**How to complete this task**.
Scan the lines below for the word "screenshot". Copy each line you find it in.

**The data**.

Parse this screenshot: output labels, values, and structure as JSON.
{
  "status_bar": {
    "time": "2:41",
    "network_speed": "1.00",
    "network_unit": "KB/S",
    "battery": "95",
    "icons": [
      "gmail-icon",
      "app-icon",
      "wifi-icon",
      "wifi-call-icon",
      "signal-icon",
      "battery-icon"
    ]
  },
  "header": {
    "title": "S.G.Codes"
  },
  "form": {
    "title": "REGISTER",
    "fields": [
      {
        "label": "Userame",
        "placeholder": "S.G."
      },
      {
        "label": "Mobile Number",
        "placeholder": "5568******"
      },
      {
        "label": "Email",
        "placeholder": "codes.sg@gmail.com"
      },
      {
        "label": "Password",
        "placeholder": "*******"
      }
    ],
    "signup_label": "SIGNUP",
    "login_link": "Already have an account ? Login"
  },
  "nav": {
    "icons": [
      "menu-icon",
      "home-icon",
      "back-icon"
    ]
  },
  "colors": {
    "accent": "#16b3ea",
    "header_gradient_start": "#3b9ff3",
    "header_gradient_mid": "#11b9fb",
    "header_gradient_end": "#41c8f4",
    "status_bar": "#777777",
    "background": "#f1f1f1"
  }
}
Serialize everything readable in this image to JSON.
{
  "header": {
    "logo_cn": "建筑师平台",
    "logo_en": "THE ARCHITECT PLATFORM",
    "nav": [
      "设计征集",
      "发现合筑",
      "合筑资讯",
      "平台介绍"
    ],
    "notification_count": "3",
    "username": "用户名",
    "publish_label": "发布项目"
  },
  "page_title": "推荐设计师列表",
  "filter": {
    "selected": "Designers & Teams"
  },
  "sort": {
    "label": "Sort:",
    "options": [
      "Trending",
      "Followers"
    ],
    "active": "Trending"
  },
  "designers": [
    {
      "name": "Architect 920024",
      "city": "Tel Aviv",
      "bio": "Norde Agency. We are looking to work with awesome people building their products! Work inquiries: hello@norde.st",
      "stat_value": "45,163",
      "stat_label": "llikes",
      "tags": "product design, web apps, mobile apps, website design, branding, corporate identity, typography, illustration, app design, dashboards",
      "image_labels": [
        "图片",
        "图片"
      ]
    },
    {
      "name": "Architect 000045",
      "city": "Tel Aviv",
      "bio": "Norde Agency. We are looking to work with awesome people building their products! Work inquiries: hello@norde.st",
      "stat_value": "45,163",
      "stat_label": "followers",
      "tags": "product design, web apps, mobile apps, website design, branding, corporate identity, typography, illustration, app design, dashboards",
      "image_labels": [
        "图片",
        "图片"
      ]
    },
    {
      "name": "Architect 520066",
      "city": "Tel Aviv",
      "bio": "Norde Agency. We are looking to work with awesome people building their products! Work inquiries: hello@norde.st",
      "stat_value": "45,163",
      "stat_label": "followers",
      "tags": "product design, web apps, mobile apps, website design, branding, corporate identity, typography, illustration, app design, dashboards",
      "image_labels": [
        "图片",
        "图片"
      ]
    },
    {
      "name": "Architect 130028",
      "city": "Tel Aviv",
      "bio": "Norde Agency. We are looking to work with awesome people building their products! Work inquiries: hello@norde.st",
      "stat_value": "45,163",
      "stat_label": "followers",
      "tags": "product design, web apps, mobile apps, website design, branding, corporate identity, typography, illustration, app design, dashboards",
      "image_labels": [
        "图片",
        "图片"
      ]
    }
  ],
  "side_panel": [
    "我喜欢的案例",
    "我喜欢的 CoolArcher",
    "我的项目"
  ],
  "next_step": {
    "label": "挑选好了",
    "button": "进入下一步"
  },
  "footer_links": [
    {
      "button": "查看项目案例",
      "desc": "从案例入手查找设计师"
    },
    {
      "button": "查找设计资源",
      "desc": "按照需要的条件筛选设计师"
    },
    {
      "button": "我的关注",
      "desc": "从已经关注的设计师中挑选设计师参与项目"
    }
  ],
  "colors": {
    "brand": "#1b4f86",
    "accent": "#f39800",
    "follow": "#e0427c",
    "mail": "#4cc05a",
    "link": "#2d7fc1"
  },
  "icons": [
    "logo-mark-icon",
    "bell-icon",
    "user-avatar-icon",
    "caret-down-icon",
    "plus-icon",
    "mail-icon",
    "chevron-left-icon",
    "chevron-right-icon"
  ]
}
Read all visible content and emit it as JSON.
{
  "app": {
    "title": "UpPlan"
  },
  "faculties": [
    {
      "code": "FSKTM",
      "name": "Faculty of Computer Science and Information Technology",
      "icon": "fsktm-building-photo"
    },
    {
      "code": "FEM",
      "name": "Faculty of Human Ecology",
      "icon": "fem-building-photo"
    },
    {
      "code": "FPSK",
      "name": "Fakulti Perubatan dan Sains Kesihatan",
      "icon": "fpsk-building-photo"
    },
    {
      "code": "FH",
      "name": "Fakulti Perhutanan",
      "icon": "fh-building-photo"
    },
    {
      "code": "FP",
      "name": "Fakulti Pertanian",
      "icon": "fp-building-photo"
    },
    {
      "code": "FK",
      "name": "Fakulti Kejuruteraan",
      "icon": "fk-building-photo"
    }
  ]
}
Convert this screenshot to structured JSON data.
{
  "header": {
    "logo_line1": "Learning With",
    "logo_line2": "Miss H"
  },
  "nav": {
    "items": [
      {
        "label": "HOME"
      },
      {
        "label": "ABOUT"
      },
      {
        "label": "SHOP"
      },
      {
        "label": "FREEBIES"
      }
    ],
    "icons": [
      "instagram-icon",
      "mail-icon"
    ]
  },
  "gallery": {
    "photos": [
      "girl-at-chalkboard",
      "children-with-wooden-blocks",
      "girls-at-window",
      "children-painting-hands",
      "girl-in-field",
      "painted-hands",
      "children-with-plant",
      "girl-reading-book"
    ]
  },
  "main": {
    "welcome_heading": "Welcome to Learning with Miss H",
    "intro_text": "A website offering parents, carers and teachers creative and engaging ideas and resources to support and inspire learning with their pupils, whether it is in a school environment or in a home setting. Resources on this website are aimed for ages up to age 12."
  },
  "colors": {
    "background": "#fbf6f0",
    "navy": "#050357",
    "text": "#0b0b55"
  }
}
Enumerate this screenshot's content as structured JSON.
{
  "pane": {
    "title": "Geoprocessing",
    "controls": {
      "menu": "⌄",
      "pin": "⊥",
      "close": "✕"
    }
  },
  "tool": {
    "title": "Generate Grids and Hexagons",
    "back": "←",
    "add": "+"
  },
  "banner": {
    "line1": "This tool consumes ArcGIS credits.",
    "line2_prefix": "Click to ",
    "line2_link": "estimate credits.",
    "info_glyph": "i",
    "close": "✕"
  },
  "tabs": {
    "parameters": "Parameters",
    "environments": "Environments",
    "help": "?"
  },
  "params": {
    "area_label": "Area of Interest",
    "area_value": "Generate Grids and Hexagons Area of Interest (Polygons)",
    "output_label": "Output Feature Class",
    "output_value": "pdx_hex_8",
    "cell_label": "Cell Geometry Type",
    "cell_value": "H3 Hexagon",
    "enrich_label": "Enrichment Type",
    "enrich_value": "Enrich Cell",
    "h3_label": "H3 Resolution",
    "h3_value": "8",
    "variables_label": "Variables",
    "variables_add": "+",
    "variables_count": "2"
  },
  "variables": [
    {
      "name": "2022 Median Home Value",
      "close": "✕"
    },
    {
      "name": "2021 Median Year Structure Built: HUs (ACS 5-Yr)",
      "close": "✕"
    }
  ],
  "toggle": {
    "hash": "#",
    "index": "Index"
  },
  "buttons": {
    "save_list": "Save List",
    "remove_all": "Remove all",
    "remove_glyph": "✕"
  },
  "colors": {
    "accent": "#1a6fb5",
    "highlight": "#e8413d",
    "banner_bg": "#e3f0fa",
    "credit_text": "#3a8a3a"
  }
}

**Problem solution**.
Parse this screenshot: output labels, values, and structure as JSON.
Convert this screenshot to structured JSON data.
Enumerate this screenshot's content as structured JSON.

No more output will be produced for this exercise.